According to the Metropolitan Transportation Authority inspector general,

According to the Metropolitan Transportation Authority inspector general, replacement of a this staircase at Great Neck station was completed in 115 working days over the course of six months, consumed 5,677 labor hours, and cost more than $261,000 in labor. The inspector general estimated that the work should have taken the LIRR crew 2.5 months to complete, consumed 2,500 labor hours and cost just over $98,000 in labor. Credit: MTA Inspector General

The work ethic described in "LIRR work crews faulted" [News, Oct. 4] is not news to the hardworking men and women who are not employed by a government agency.

One of the most abused areas is probably highway work -- whether by local, state or federal crews. On any given morning, you see workers' trucks parked at the convenience store. Then they drive 20 mph to get to the work site.

When's the last time you went to the state Department of Motor Vehicles and saw about a dozen or so people walking around talking to one another, and there was one person at the information window?

This is all on your tax dollars.

Charles Giarraputo, North Patchogue

This is certainly not a new concern. I have been commuting on the Long Island Rail Road for almost 30 years on the Ronkonkoma and Babylon lines. Most are afternoon trains, which enable me to view the abuse firsthand.

It's not unusual to see as many as five LIRR employees sitting in parked trucks with engines running. This scene can be observed over and over during my 53-minute commute.

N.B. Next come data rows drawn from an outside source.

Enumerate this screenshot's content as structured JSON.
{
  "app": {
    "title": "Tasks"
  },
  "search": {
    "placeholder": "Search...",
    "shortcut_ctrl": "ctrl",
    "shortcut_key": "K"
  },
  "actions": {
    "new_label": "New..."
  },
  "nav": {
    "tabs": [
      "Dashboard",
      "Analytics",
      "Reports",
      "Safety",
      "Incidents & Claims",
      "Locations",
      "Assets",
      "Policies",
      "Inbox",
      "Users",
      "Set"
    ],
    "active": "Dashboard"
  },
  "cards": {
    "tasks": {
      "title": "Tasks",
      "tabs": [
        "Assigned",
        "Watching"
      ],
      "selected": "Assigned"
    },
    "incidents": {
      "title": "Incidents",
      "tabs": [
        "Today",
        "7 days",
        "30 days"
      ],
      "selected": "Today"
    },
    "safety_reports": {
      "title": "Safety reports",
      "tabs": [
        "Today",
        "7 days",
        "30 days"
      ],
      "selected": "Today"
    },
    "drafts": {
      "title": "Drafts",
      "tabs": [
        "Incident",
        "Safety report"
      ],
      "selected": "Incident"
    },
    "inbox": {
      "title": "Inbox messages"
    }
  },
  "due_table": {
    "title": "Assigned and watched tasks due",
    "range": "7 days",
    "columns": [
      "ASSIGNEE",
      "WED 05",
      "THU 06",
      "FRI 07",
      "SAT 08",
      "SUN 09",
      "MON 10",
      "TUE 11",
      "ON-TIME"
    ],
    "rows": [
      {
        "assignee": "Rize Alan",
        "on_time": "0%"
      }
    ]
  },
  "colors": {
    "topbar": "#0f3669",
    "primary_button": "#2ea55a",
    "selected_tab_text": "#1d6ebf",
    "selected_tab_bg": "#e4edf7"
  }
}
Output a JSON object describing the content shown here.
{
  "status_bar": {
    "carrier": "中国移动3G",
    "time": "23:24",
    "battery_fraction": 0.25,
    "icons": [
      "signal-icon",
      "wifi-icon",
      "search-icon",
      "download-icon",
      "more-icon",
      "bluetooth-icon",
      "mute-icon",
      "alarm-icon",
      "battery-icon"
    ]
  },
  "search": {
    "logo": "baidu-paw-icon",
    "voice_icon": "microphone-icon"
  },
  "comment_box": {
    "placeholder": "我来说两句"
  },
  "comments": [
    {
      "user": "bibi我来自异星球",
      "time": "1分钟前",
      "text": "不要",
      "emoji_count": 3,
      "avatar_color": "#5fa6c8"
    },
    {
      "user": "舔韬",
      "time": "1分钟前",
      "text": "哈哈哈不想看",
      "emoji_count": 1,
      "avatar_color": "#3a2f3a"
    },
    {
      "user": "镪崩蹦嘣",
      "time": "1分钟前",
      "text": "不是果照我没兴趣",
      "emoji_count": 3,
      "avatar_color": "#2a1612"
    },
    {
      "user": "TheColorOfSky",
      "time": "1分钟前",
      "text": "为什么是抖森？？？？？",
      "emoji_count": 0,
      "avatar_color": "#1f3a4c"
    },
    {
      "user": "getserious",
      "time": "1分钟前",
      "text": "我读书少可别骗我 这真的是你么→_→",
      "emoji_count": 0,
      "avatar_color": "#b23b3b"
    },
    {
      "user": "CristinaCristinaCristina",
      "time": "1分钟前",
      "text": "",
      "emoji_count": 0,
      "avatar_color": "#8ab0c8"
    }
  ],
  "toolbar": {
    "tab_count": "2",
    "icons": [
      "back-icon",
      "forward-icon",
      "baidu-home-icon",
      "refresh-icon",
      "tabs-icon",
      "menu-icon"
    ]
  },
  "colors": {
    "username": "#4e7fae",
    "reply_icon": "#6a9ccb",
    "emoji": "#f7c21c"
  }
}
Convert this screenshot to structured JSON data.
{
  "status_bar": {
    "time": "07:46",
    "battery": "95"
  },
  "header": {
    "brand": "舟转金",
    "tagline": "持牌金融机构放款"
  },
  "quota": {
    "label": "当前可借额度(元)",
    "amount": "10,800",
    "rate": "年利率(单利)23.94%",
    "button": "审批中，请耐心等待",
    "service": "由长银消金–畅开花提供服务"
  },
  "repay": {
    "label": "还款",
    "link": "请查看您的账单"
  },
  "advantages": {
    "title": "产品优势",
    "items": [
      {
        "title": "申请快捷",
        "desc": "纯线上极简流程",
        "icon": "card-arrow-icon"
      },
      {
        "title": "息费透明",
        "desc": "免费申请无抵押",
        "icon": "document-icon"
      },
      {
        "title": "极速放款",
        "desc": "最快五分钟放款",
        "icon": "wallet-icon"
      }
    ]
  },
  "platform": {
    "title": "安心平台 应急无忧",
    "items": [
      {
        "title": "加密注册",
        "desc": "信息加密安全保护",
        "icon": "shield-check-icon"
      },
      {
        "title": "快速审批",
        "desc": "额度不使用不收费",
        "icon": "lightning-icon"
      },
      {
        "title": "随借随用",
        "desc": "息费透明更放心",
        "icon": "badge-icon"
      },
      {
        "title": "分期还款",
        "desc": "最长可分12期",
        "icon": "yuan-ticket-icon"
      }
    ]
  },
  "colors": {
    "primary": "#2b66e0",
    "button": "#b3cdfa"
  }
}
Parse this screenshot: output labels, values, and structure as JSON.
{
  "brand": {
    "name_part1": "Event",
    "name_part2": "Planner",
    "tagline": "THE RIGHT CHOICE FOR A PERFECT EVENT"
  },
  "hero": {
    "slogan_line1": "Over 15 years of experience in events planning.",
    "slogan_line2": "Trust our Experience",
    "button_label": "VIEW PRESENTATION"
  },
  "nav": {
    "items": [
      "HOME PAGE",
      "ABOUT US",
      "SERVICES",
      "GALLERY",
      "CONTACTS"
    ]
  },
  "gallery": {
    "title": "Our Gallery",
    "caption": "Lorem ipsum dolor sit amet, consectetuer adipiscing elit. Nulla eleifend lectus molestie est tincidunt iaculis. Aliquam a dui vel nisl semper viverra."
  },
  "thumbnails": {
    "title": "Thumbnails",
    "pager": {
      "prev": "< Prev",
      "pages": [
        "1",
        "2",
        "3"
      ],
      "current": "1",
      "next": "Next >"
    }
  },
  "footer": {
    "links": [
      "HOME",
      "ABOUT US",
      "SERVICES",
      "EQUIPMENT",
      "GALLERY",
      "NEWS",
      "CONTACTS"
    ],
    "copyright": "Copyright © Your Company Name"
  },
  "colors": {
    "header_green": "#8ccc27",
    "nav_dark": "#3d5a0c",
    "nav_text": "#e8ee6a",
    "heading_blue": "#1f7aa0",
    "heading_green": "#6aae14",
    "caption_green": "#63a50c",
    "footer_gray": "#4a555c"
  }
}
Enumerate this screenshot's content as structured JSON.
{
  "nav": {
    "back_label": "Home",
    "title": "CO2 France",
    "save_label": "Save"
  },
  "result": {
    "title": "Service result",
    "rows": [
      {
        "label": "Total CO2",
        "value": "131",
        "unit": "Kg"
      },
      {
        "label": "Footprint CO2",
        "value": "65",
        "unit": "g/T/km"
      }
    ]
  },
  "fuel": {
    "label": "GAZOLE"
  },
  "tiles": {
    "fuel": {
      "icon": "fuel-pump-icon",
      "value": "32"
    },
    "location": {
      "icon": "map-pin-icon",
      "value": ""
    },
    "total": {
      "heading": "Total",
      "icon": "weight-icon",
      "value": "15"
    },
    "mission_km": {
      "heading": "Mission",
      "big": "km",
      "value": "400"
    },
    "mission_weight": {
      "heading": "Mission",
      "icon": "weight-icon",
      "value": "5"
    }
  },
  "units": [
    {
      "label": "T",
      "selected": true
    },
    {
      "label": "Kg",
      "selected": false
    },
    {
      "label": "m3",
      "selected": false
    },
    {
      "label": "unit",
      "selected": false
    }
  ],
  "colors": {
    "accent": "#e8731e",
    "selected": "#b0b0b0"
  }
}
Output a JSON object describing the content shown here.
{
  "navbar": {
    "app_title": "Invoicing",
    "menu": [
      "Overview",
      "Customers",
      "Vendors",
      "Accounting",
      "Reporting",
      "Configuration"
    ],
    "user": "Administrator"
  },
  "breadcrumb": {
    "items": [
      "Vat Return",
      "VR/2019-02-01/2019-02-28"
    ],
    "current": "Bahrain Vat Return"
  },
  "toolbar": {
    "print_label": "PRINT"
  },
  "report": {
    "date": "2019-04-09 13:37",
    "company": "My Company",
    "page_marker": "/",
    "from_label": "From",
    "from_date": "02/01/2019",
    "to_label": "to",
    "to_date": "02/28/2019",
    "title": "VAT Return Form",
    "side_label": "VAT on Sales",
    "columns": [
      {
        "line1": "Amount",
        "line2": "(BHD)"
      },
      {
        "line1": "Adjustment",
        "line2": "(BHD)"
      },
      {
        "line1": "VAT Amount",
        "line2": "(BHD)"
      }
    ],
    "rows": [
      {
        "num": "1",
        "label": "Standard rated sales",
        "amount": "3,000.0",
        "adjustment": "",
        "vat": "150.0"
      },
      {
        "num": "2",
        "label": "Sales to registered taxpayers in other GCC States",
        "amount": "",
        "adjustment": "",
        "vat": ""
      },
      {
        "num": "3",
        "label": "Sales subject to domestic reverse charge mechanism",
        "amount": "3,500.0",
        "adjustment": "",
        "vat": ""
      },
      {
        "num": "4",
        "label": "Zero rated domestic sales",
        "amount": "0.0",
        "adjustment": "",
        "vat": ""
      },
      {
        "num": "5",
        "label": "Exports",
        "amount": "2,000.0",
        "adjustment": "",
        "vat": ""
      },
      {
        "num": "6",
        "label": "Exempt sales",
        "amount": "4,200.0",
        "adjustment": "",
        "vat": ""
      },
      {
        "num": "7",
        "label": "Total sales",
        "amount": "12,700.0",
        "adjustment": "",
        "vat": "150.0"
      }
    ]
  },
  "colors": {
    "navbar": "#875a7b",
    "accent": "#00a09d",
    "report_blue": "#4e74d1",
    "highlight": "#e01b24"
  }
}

What is most disturbing is the number of idle employees assigned to a construction or repair project. I have witnessed workers sitting on stairs and requiring riders to walk around them.

Hopefully these managers and employees are the minority and do not represent the entire workforce.

Joseph T. Poggi Jr., Farmingdale